3.17.2017

Google Street View - Creating 360 Photosphere

This week, Kerri Lunn and I have been exploring around with how one might be able to create a 360 Photosphere. One such app that will allow you to create a photosphere is Google's Google Street View. This app is different from Google Maps. This free app allows you to explore the world as if you were there in person. It integrates Google street views, still images, as well as 360 photospheres.



Check out the two photospheres that we created:

Main Entrance to Bedford High School



Tech 222 Office - check out our digs!


Exploring Around the World

When you open the app, you have the ability to search for a particular location at the top of the screen. Based on what you search, you will see a sample of photos and photospheres (360 photo). These will be located at the bottom of the screen. You will also notice who has actually uploaded the photo. By selecting the particular photo or photosphere, it will open to give you the perspective as if you were there in person.

You will notice in this screen shot, that there are three different red dots on Bedford High School indicating that there are three different photospheres available to view. The photospheres were taking in the locations (or almost) that are shown.












Adding Your Own Photosphere
If you want to add your own photosphere, click on the camera icon.


Then you will be prompted to take several pictures guiding the orange dot in the white circle.

Tip: Make sure that you do not move too much as this will distort your image.
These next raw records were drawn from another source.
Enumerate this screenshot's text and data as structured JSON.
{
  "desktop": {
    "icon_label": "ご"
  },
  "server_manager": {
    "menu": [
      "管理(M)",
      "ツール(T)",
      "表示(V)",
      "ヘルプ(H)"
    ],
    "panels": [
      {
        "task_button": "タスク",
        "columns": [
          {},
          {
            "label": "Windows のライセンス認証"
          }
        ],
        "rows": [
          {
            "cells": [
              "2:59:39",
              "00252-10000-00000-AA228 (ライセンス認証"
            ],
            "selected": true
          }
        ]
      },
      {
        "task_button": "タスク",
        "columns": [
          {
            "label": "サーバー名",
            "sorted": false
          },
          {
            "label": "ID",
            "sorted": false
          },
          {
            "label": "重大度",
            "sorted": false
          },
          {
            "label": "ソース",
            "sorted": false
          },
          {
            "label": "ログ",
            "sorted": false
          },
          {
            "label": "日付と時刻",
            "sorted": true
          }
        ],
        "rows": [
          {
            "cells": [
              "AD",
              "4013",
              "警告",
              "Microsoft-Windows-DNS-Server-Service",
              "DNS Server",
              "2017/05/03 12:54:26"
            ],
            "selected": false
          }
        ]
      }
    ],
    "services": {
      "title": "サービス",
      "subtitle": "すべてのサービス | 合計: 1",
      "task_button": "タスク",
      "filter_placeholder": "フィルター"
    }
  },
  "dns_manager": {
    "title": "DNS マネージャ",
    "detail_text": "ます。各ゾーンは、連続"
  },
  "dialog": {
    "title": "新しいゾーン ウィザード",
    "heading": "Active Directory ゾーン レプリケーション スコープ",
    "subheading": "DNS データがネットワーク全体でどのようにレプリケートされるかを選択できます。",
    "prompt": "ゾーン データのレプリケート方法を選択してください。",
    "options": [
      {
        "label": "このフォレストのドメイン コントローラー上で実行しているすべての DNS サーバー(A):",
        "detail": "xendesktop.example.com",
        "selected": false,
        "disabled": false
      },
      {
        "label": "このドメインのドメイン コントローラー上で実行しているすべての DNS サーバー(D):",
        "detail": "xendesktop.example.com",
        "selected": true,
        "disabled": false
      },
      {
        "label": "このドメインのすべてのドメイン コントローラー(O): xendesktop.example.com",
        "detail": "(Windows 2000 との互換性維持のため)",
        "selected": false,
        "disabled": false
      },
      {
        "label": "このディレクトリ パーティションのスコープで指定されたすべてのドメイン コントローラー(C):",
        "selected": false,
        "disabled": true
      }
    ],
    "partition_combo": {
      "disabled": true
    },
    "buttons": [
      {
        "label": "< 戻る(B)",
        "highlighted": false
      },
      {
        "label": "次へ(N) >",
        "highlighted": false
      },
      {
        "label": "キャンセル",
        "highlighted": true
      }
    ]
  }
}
It definitely takes some getting use to.

Publishing Your Content
Once you have taken multiple pictures to complete a 360 photosphere, it will take a few minutes for the photo to be rendered. Then you will have the option to publish your photosphere. Things to note: in order to publish, use must be logged into your Google Account. Location of the photo will also be provided. Thus, you will want to make sure that your school district allows for work to be published with location tied to it (if you are working with students). Also, proper etiquette is to make sure that people in the photosphere give permission for their picture to be taken if their face appears.



And that is my Spiel...